Ed Driscoll

Allan Bloom, Call Your Office

A quarter century ago, in The Closing of the American Mind, Allan Bloom wrote:

This popularization of German philosophy in the United States is of peculiar interest to me because I have watched it occur during my own intellectual lifetime, and I feel a little like someone who knew Napoleon when he was six. I have seen value relativism and its concomitants grow greater in the land than anyone imagined. Who in 1920 would have believed that Max Weber’s technical sociological terminology would someday be the everyday language of the United States, the land of the Philistines, itself in the meantime become the most powerful nation in the world? The self-understanding of hippies, yippies, yuppies, panthers, prelates and presidents has unconsciously been formed by German thought of a half-century earlier; Herbert Marcuse’s accent has been turned into a Middle Western twang; the echt Deutsch label has been replaced by a Made in America label; and the new American life-style has become a Disneyland version of the Weimar Republic for the whole family.

That paragraph was preceded by a personal observation from Bloom:

A few years ago I chatted with a taxi driver in Atlanta who told me he had just gotten out of prison, where he served time for peddling dope. Happily he had undergone “therapy.” I asked him what kind. He responded, “All kinds— depth-psychology, transactional analysis, but what I liked best was Gestalt.” Some of the German ideas did not even require English words to become the language of the people. What an extraordinary thing it is that high-class talk from what was the peak of Western intellectual life, in Germany, has become as natural as chewing gum on American streets. It indeed had its effect on this taxi driver. He said that he had found his identity and learned to like himself. A generation earlier he would have found God and learned to despise himself as a sinner. The problem lay with his sense of self, not with any original sin or devils in him. We have here the peculiarly American way digesting Continental despair. It is nihilism with a happy ending.

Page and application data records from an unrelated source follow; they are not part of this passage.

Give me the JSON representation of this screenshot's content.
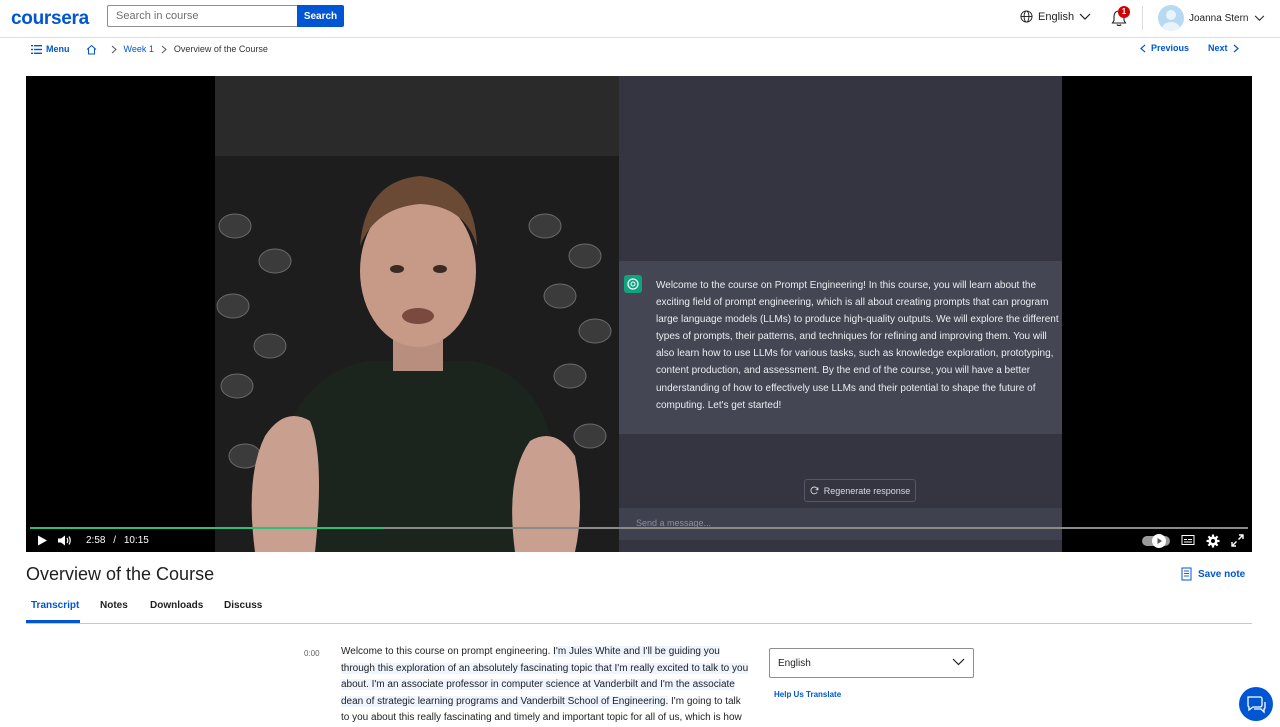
{
  "header": {
    "logo": "coursera",
    "search": {
      "placeholder": "Search in course",
      "button_label": "Search"
    },
    "language": "English",
    "notifications_count": "1",
    "user_name": "Joanna Stern"
  },
  "breadcrumb": {
    "menu_label": "Menu",
    "items": [
      "Week 1",
      "Overview of the Course"
    ],
    "previous_label": "Previous",
    "next_label": "Next"
  },
  "video": {
    "chat_message": "Welcome to the course on Prompt Engineering! In this course, you will learn about the exciting field of prompt engineering, which is all about creating prompts that can program large language models (LLMs) to produce high-quality outputs. We will explore the different types of prompts, their patterns, and techniques for refining and improving them. You will also learn how to use LLMs for various tasks, such as knowledge exploration, prototyping, content production, and assessment. By the end of the course, you will have a better understanding of how to effectively use LLMs and their potential to shape the future of computing. Let's get started!",
    "regenerate_label": "Regenerate response",
    "send_placeholder": "Send a message...",
    "current_time": "2:58",
    "time_separator": "/",
    "duration": "10:15",
    "progress_fraction": 0.29
  },
  "page": {
    "title": "Overview of the Course",
    "save_note_label": "Save note"
  },
  "tabs": [
    {
      "label": "Transcript",
      "active": true
    },
    {
      "label": "Notes",
      "active": false
    },
    {
      "label": "Downloads",
      "active": false
    },
    {
      "label": "Discuss",
      "active": false
    }
  ],
  "transcript": {
    "timestamp": "0:00",
    "segment_1": "Welcome to this course on prompt engineering. ",
    "segment_2_highlighted": "I'm Jules White and I'll be guiding you through this exploration of an absolutely fascinating topic that I'm really excited to talk to you about. I'm an associate professor in computer science at Vanderbilt and I'm the associate dean of strategic learning programs and Vanderbilt School of Engineering.",
    "segment_3": " I'm going to talk to you about this really fascinating and timely and important topic for all of us, which is how do we interact with",
    "language_select": "English",
    "help_translate_label": "Help Us Translate"
  },
  "colors": {
    "brand_blue": "#0056d2",
    "progress_green": "#2ebd75",
    "chat_bg": "#343541",
    "chat_msg_bg": "#444654",
    "notification_red": "#d30001"
  }
}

Flash-forward to this weekend, where in “Mark Joseph Stern’s Immaculate Conception,” Rod Dreher of the American Conservative catches a puffed-up Slate columnist exulting on Thanksgiving that he without sin:

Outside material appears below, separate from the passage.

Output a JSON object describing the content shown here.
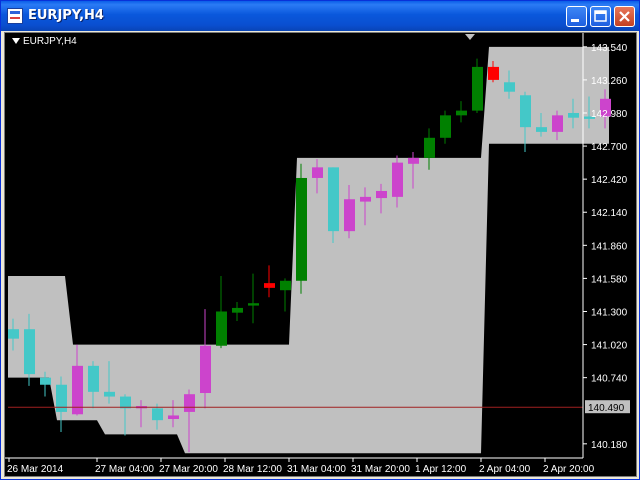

The effortlessly humble Mark Joseph Stern, who writes about homosexuality for Slate, wrote a Thanksgiving column saying how happy happy happy he is to be gay. Excerpt:

What if I had been straight, and I had gone really, really wrong? What if, given the privilege of heterosexuality, I turned against all the vulnerable and disadvantaged people, who, as a gay man, I inherently empathize with? As part of my job, I regularly read the writings of people in whom something has broken or withered—people who have lost the ability to see the humanity in others. I put myself in the mindset of people who dehumanize and vilify and hate. I become intimately acquainted with the twisted beliefs of those who, encountering a person they don’t quite understand, lash out with cruel loathing and immoral rage.

Because I am gay, it is basically impossible for me to become one of these people.

Yes, because he is gay, Mark Joseph Stern was born without original sin. Mark Joseph Stern cannot, by definition, dehumanize, vilify, and hate anybody. He could never lash out with cruel loathing and immoral rage.

Except when he’s savaging the interesting 23-year-old gay writer Brandon Ambrosino, when he was had been hired by Vox.com:

Read the whole thing. If he was still living, I wonder what Bloom would have made of the above quote, or of an American embracing a rookie senator running for the White House who when asked in 2004 by a Chicago Sun-Times reporter covering religion-themed topics, “What is sin?” memorably responded, “Being out of alignment with my values.”